They have frequently seized on current events to promote dubious narratives, pinning high gasoline prices on President Biden’s climate policies (economists say that’s not the driver) or claiming the 2021 winter blackout in Texas was the result of unreliable wind energy (it wasn’t).

They travel the nation encouraging state lawmakers to punish companies that try to reduce carbon emissions. And through an initiative called Life:Powered, the group makes what it calls “the moral case for fossil fuels,” which holds that American prosperity is rooted in an economy based on oil, gas and coal and that poor communities and developing nations deserve the same opportunities to grow….

James Leininger, who earned a fortune selling medical beds, founded Texas Public Policy Foundation in 1989 to promote charter schools. As it evolved, the organization embraced other causes including criminal justice, immigration, border security, taxes, and energy.

Mr. Leininger bankrolled Rick Perry’s successful gubernatorial campaign in 2000, and Mr. Perry reciprocated by donating the proceeds of his 2010 book, “Fed Up! Our Fight to Save America from Washington,” to the group. Other wealthy conservative donors began writing checks, including Tim Dunn, an oilman who is the vice chairman of the board.

Billionaire Tim Dunn is a major supporter of charters and vouchers. He is an evangelical Christian who wants students to have a Christian education. According to CNN, Dunn and his pal, fellow billionaire Farris Wilks, are focused on transforming education: “their ultimate goal is to replace public education with private, Christian schooling.”

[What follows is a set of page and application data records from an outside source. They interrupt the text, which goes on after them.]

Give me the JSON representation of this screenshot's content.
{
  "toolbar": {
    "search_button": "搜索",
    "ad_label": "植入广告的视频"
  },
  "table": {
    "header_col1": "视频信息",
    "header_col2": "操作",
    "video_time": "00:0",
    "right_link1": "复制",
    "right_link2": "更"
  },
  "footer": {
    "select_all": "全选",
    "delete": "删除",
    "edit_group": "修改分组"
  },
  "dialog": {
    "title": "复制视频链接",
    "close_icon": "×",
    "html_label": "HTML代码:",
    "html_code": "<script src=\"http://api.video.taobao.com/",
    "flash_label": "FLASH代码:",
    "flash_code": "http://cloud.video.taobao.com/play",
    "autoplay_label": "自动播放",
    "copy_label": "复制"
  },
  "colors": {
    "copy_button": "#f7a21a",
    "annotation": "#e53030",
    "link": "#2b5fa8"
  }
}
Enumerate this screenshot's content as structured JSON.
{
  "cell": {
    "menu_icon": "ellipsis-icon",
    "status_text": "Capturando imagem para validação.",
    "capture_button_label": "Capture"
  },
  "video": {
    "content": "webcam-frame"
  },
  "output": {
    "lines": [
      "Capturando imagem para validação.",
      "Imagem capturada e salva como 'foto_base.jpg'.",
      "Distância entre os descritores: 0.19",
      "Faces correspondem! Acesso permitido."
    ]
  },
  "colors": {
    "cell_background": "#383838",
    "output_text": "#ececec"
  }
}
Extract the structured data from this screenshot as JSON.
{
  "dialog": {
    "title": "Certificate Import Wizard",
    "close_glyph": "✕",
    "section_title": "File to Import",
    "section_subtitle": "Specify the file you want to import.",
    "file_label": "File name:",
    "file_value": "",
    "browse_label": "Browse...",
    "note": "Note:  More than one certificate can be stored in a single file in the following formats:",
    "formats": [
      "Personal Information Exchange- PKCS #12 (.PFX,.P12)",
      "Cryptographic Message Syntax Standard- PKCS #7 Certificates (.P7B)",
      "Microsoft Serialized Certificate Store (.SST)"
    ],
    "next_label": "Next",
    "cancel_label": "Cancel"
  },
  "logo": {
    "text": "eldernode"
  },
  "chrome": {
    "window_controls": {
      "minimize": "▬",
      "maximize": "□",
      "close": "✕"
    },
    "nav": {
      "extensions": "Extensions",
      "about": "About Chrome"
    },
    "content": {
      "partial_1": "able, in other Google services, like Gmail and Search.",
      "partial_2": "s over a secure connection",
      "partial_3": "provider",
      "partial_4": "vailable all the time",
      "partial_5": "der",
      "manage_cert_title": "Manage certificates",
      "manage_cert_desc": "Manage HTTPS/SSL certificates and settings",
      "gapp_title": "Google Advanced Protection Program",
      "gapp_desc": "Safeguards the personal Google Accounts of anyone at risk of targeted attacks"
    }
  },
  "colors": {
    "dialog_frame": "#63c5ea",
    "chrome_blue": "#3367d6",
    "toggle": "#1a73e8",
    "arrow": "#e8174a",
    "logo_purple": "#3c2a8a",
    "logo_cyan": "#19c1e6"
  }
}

When President Donald J. Trump tapped Mr. Perry in 2017 to serve as energy secretary, the group followed him to Washington, opening an office there and placing several senior officials inside the administration.

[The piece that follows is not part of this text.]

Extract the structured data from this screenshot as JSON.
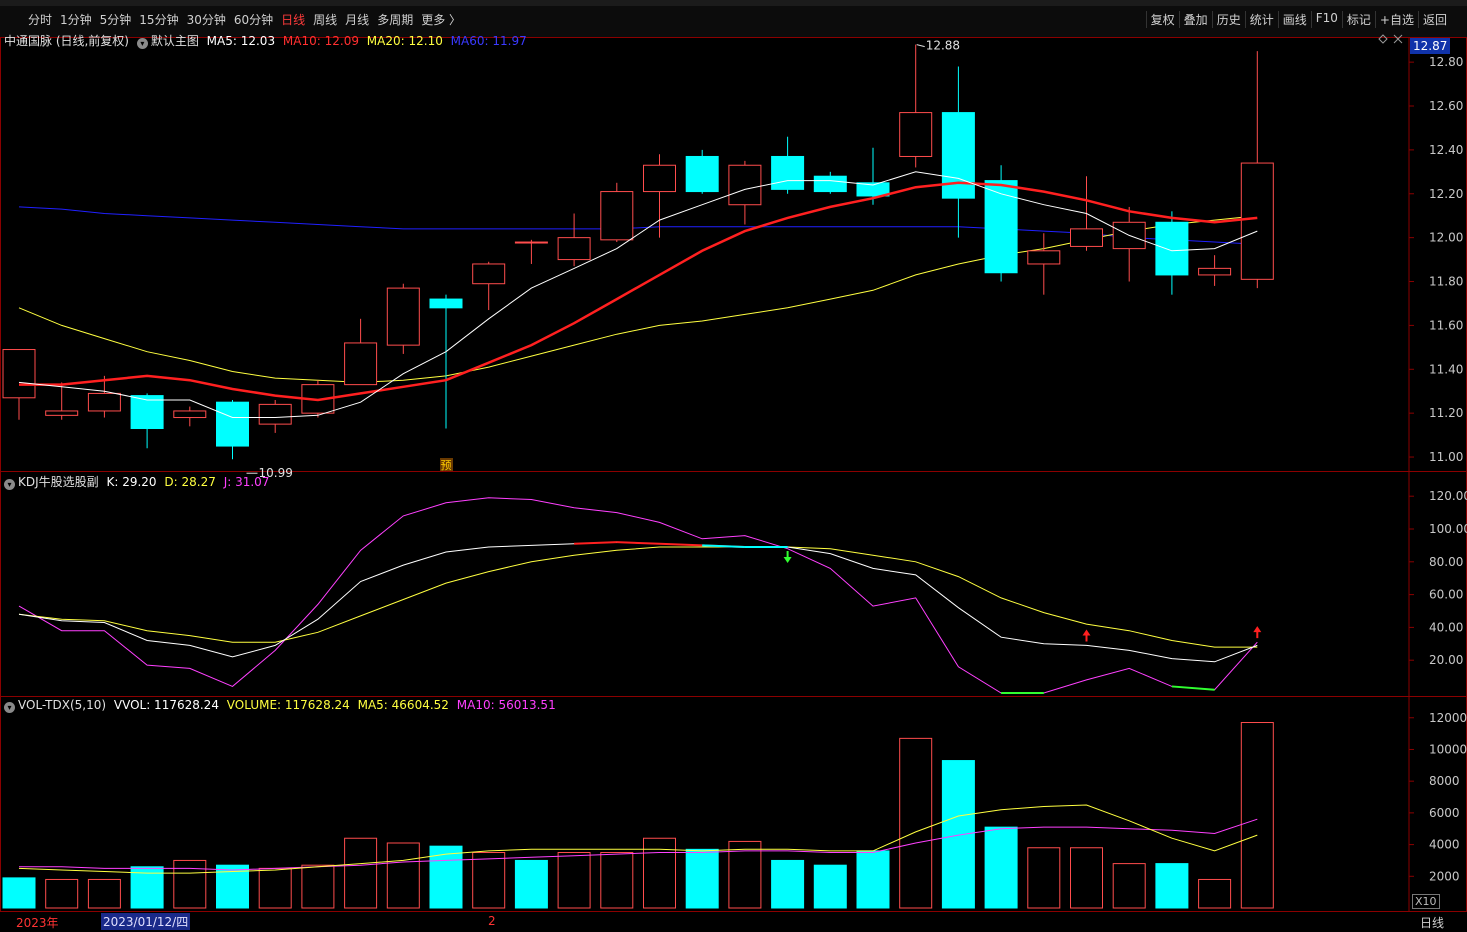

Mr. Trump nominated Kathleen Hartnett White, a fellow at the foundation, to lead the Council on Environmental Quality. Ms. White, who had once described believing in global warming as “a kind of paganism,” stumbled at a confirmation hearing, and the White House withdrew her nomination.

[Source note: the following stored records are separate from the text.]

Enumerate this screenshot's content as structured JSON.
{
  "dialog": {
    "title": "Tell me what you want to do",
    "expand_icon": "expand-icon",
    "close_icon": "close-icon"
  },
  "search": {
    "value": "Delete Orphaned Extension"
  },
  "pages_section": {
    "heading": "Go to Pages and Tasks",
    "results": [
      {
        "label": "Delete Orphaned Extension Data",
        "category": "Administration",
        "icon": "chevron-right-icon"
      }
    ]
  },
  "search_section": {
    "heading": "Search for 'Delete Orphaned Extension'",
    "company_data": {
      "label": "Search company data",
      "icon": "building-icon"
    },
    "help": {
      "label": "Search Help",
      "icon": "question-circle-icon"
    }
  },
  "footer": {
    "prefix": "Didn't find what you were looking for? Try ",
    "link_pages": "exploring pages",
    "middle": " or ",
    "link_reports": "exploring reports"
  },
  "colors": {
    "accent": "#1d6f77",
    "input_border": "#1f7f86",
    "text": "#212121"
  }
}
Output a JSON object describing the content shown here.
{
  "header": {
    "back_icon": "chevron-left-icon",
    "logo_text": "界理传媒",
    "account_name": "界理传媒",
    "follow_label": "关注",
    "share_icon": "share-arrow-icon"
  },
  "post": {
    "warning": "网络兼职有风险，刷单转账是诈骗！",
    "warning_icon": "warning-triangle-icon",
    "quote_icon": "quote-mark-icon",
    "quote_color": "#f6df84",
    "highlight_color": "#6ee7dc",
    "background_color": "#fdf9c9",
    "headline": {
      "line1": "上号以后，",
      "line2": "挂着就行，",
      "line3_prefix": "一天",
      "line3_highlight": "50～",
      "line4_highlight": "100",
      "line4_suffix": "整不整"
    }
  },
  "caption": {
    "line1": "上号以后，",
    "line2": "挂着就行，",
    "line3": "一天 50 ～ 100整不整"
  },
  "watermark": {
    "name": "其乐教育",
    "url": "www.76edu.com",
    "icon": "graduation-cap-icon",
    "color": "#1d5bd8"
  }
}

Susan Combs, another fellow at the group, became acting assistant secretary of fish, wildlife and parks at the Department of the Interior. Brooke Rollins, chief executive of the foundation, went to work at the White House.

Bernard McNamee, a onetime policy adviser to Senator Ted Cruz, the Texas Republican, joined the Department of Energy under Mr. Perry, then left for the Texas Public Policy Foundation, only to return to the Trump administration after a few months. Mr. McNamee is now a lawyerwho advises fossil fuel companies.

Douglas W. Domenech, who ran the foundation’s efforts to block the Obama administration from regulating emissions from power plants, became assistant secretary at the interior department. He was later found to have violated federal ethics rules by meeting with foundation officials, creating the appearance that he was working on behalf of a former employer.

As the organization’s profile grew, donations ballooned from $4.7 million in 2010 to $25.6 million in 2021, the most recent year for which records are available. That allowed the group to expand its mandate far beyond the Lone Star state.

The story says that the TPPF is not required to reveal the names of its donors.

But publicly available tax filings show that the group has received money from fossil fuel companies including the coal giant Peabody Energy, Exxon Mobil and Chevron.

The foundation has also received at least $4 million from conservative donors including Charles G. Koch and David H. Koch, according to public filings. Koch Industries owns oil refineries, petrochemical plants and thousands of miles of oil and gas pipelines, and the brothers have a long history of funding efforts to block climate action.